Australian Labour Market Remains Soft

By Calvin He, Epoch Times
October 16, 2013 Updated: October 16, 2013    

The unemployment rate unexpectedly improved last month to 5.6 per cent, down from 5.8 per cent, according to the Australian Bureau of Statistics September data. Despite being a positive sign, the finer details reflect a trend of continuing labour market softness.

The economy added 9100 jobs over September, with full-time and part-time employment adding 5000 and 4100 respectively. Annual employment figures however tell a different story. In the year since September 2012, total employment has only lifted by 0.8 per cent – “an insipid rate of employment growth”, says Justin Smirk, Senior Economist at Westpac.

The real story behind these figures lies in the participation rate, which fell 0.1 per cent to 64.9 per cent. This rate reflects the proportion of the working age population either in work or actively searching for a job. Now at a seven year low, the participation rate signals that more job seekers are giving up looking.

Falls in participation tend to give us a false indication of the true state of affairs.

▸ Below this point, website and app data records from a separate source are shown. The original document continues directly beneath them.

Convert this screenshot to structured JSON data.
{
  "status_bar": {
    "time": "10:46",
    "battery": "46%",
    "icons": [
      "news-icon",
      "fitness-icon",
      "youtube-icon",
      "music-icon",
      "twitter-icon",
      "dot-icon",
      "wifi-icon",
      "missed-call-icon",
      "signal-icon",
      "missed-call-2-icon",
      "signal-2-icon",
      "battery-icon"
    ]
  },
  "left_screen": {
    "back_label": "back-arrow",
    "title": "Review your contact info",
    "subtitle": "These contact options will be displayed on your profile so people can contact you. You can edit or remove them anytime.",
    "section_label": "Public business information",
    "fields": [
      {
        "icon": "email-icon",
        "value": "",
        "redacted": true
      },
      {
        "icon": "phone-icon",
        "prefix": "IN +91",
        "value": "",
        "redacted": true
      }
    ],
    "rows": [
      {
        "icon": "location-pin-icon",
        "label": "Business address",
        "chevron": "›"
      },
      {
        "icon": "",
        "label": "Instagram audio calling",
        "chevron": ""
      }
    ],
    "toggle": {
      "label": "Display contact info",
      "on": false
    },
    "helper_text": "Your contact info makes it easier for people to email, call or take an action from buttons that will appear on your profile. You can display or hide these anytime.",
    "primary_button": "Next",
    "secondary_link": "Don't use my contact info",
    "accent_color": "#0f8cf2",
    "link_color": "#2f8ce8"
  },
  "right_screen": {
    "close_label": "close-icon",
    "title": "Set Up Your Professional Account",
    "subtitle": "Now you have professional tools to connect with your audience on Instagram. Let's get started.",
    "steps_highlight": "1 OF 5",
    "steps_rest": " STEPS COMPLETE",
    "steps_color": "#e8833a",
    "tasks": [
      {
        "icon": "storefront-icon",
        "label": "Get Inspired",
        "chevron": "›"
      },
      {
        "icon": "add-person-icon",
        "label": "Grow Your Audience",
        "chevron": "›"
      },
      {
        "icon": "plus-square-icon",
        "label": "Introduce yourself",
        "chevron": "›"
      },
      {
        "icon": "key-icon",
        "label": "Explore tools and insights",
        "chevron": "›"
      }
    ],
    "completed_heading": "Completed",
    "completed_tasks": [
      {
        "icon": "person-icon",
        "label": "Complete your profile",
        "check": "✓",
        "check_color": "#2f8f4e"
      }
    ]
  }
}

The way the statistics are calculated allows for the unemployment rate to fall if only participation falls. The fall in the participation rate is the reason why the unemployment rate unexpectedly fell over September.

“So while it’s good news that the unemployment rate fell, it doesn’t reflect a stronger labour market. In fact the labour market remains quite soft,” said AMP chief economist Shane Oliver when he heard the results.

“For example, if the participation rate had remained at its 2011 average level the unemployment rate would now be 6.6 per cent.”

Digging further into the underlying figures confirms the market position. The employment to population ratio – measuring the proportion of the population in employment – remains at 61.2 per cent. This is lower than the low point experienced during the GFC.

Total hours worked decreased by 0.4 per cent (or 6.4 million hours) in September, effectively offsetting the gains in August and bringing the annual growth in hours to 0.6 per cent.

“The strong growth in hours worked in the year to August had been suggesting that firms were cautious about hiring new staff, and had recently focused on getting more out of their current employees. It appears they don’t need to do this any longer,” said Justin Smirk, senior economist from Westpac.

The weak figures confirm a sluggish market low on confidence, and the Reserve Bank is unlikely to delve too deeply into these stats or change their short term outlook on the cash rate.